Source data

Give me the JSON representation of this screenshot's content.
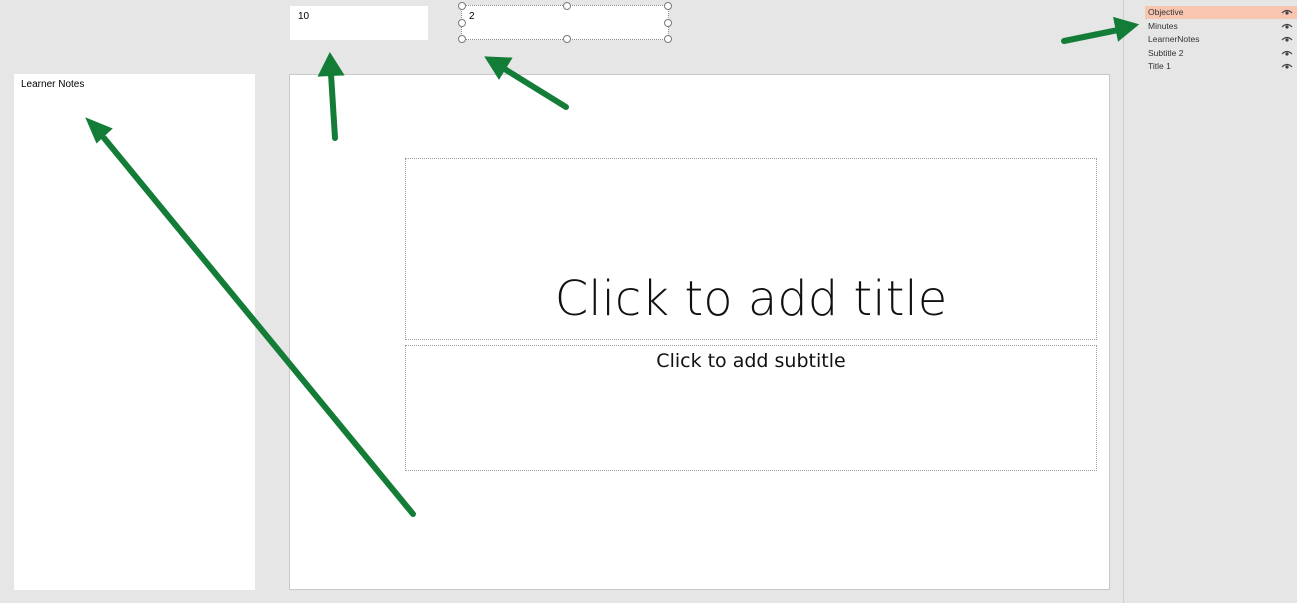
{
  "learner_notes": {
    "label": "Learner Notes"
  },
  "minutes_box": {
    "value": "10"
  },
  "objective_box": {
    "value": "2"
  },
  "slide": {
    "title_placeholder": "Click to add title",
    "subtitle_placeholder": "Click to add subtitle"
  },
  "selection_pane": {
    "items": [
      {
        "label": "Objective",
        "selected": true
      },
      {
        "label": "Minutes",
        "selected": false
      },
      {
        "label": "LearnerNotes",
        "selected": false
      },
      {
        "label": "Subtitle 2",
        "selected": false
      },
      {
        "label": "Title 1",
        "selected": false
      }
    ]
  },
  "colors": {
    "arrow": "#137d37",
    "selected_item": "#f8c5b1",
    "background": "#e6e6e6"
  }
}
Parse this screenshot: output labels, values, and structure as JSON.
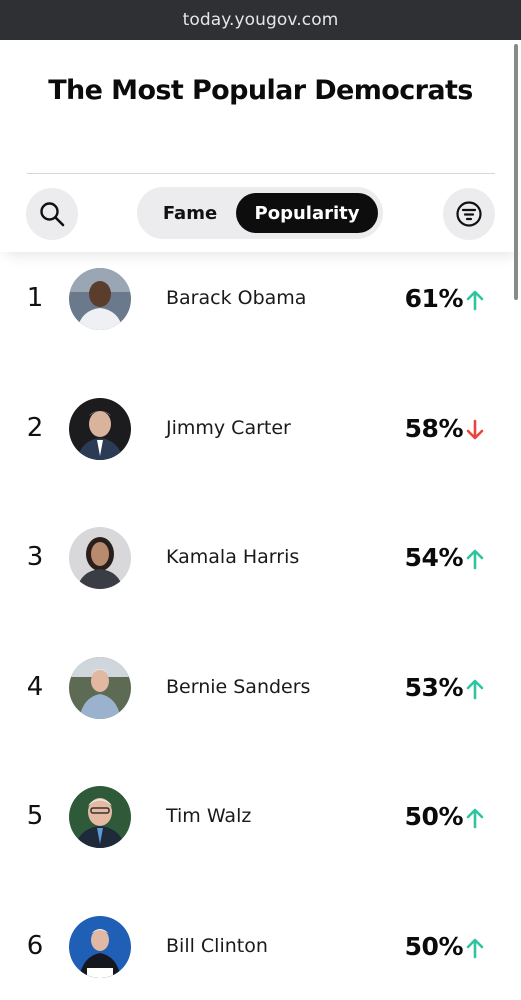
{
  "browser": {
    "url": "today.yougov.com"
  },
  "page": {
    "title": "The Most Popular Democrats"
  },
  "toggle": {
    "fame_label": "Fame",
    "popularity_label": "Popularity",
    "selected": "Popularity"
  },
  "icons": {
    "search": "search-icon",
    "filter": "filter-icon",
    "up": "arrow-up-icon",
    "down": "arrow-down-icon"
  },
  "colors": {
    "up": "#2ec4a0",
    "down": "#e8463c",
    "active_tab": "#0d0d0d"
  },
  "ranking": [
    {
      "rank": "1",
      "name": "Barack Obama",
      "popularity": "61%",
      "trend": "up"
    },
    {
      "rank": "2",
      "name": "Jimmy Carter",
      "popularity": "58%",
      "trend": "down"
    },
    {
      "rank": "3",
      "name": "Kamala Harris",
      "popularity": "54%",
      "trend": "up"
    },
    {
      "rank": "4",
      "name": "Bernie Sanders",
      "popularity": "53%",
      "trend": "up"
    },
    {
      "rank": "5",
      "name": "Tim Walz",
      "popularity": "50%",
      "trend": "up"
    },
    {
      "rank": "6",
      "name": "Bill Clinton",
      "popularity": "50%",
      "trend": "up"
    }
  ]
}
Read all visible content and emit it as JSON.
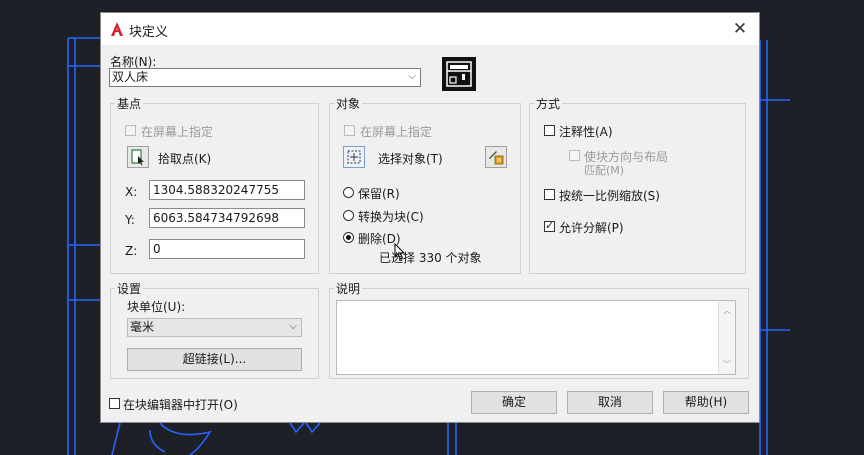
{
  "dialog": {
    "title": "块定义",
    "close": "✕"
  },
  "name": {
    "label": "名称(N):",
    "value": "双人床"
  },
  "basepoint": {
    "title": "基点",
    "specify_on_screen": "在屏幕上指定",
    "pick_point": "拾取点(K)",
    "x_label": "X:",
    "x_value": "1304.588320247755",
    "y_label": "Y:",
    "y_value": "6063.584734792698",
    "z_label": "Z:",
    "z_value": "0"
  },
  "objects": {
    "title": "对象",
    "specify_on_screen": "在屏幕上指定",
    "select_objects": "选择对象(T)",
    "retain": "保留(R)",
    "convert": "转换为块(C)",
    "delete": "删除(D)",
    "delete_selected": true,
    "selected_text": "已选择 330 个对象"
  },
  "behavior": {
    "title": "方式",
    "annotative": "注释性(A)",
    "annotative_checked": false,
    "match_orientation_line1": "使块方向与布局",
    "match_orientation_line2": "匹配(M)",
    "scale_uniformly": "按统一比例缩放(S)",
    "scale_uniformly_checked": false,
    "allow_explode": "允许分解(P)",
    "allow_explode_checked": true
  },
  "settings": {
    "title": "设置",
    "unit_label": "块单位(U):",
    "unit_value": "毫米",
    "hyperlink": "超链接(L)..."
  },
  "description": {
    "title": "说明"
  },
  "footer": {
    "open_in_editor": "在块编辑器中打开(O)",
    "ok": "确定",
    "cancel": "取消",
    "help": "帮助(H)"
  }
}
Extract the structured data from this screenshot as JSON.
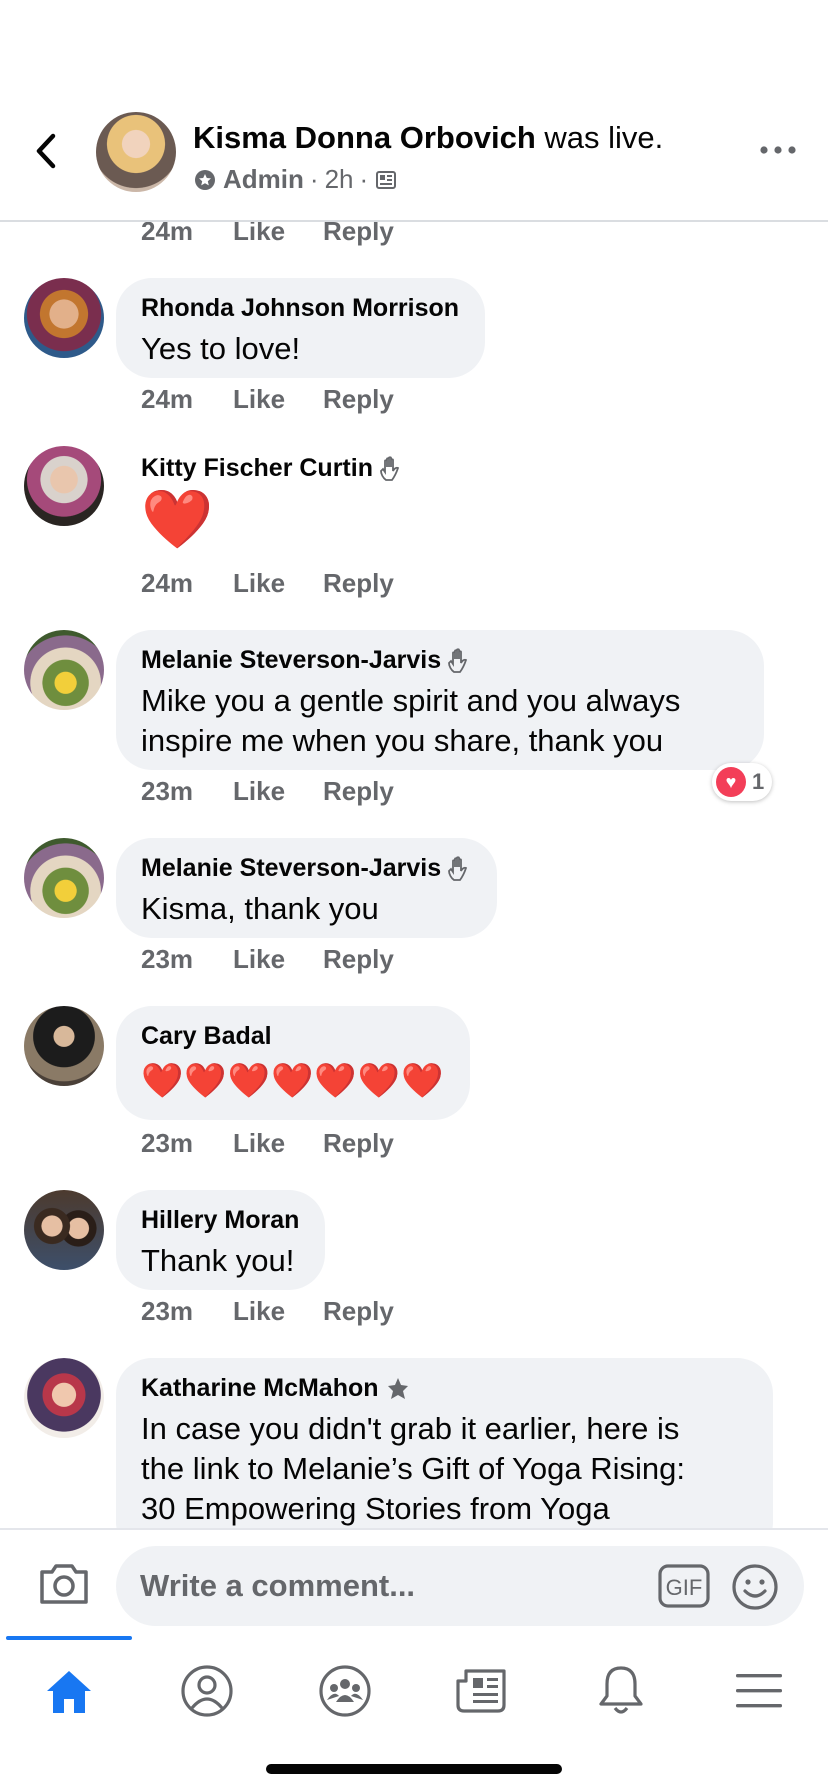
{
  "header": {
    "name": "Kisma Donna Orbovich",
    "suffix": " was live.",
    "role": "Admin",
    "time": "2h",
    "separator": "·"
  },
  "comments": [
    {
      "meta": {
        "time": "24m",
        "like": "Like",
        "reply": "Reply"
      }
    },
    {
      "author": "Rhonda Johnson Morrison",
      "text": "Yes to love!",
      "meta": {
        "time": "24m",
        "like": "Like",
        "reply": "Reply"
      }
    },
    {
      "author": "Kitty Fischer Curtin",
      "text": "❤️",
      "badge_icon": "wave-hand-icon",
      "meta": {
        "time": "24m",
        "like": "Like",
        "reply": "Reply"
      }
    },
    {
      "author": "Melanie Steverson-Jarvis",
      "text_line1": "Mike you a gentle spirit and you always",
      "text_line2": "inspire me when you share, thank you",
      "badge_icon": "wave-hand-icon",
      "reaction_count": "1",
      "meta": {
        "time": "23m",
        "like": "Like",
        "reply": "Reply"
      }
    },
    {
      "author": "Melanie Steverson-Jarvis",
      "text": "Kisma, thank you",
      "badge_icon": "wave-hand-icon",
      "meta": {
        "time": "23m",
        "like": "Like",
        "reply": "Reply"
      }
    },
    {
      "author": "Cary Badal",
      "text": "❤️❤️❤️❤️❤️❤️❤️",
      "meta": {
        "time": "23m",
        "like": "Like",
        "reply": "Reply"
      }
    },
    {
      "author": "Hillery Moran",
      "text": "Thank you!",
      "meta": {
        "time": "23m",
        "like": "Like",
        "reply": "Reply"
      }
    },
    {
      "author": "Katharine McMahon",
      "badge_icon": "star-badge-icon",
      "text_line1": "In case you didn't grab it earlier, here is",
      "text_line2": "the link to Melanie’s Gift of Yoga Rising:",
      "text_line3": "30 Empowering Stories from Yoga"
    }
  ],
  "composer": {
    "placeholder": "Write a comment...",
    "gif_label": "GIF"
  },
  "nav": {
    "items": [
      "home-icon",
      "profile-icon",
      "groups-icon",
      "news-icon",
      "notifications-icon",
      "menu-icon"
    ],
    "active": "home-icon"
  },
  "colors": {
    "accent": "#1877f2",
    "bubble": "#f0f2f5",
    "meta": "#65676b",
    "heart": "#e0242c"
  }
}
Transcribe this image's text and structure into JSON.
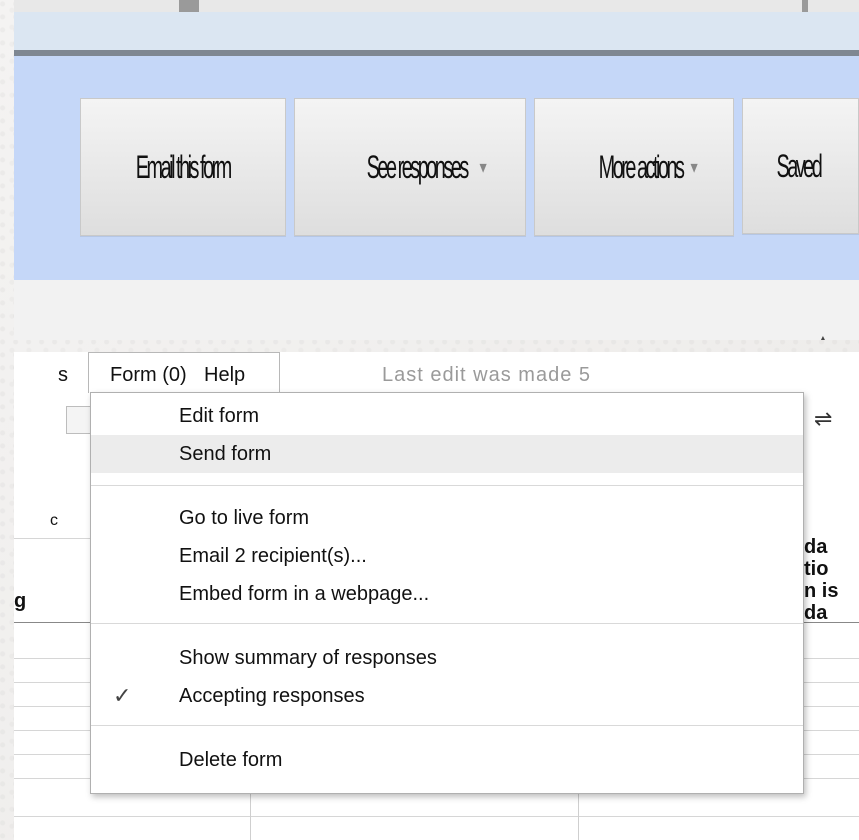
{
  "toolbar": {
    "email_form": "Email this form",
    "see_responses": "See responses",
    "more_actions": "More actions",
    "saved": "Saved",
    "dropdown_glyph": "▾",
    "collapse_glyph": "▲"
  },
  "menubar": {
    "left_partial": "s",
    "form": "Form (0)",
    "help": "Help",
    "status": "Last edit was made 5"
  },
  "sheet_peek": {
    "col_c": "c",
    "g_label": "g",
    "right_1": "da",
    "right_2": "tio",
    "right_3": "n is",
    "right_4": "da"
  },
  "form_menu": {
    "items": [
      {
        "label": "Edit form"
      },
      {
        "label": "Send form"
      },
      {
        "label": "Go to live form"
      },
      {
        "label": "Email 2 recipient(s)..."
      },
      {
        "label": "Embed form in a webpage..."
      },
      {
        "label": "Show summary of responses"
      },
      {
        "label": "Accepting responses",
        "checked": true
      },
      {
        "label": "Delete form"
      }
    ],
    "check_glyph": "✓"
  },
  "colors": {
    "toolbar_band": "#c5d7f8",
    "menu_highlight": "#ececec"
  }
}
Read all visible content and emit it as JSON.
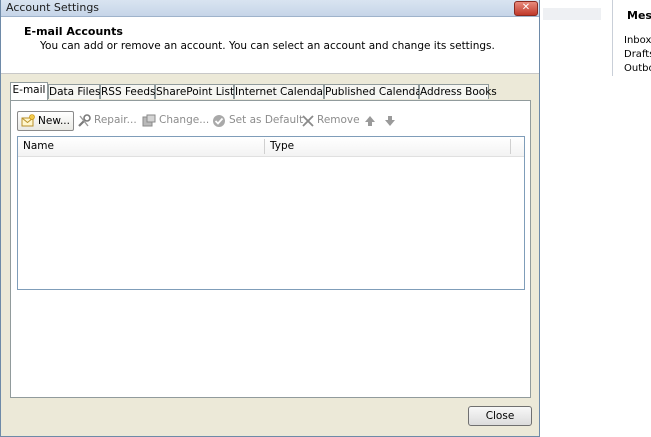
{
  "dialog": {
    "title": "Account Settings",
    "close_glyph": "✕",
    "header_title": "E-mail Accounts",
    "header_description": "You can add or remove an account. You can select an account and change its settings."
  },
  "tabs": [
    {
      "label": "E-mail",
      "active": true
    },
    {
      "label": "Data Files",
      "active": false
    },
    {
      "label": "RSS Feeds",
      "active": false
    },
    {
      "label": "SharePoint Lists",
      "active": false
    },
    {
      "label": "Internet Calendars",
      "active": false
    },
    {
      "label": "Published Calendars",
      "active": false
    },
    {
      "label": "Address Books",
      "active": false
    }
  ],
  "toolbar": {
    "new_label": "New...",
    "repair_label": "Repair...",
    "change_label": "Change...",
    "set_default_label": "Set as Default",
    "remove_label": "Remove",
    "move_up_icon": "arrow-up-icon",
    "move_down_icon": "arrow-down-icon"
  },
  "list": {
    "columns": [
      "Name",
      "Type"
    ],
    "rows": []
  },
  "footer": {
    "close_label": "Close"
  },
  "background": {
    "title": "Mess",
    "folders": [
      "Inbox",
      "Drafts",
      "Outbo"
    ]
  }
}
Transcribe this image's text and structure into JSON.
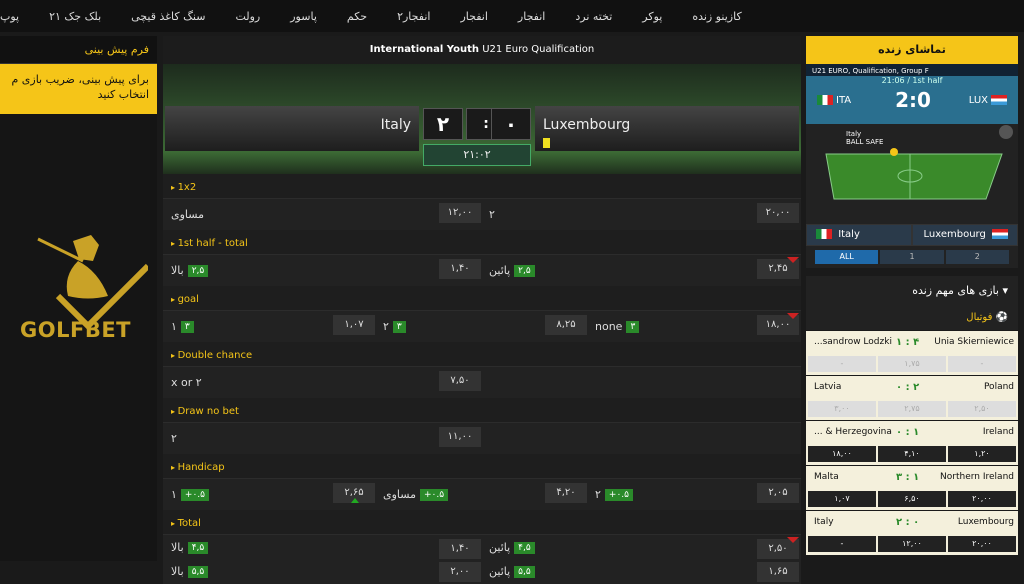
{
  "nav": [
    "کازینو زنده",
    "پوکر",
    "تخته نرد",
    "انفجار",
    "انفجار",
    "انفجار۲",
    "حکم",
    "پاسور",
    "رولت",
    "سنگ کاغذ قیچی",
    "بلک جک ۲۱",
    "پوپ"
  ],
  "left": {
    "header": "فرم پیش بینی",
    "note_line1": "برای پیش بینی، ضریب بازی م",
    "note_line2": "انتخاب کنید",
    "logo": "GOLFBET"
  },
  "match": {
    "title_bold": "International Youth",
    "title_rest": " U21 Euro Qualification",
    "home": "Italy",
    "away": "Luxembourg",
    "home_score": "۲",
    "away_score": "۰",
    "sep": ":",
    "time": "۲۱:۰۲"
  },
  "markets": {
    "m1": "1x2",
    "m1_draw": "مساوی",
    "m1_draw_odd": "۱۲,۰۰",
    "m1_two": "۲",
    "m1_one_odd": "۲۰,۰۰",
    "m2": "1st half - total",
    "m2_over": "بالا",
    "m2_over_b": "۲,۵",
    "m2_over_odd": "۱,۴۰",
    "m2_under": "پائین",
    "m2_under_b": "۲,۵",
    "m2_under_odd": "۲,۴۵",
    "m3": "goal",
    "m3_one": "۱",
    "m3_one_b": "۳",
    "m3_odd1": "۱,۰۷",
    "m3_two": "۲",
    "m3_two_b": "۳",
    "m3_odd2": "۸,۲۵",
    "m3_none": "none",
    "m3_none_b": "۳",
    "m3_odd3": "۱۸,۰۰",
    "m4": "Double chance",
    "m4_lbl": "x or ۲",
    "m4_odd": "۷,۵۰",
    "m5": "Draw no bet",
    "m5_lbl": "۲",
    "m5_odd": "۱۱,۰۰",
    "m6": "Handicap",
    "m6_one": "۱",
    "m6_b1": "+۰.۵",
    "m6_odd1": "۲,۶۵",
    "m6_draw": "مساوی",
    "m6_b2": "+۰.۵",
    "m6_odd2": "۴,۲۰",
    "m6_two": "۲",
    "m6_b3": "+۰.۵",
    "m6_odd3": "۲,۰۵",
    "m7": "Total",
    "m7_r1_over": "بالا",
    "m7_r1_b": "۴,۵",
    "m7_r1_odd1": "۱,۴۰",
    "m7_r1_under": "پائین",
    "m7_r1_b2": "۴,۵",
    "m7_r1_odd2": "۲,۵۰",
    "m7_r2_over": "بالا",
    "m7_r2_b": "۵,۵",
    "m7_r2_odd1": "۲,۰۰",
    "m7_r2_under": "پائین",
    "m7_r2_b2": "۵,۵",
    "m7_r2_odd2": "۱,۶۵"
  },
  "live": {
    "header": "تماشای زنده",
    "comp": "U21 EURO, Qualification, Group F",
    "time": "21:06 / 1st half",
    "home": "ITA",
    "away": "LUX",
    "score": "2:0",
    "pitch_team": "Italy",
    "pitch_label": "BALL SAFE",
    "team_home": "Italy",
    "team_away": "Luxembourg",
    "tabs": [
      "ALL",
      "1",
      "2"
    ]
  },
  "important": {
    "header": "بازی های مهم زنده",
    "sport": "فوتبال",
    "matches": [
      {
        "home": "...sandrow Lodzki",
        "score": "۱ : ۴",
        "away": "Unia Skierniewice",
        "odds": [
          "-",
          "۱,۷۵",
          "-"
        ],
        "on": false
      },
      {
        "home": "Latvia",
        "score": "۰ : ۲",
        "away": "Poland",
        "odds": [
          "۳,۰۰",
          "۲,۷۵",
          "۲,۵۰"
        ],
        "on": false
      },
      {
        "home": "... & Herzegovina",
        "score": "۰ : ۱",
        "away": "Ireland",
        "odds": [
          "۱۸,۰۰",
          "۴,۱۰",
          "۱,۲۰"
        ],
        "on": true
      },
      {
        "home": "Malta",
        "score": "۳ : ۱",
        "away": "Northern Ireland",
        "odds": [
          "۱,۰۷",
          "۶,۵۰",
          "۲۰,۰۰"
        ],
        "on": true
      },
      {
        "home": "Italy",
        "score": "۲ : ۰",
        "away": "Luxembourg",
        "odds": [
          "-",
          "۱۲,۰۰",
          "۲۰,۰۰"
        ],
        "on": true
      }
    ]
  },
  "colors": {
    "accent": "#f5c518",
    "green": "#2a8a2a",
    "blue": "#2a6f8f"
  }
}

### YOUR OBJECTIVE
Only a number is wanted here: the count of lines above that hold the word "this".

### OUTPUT BELOW
6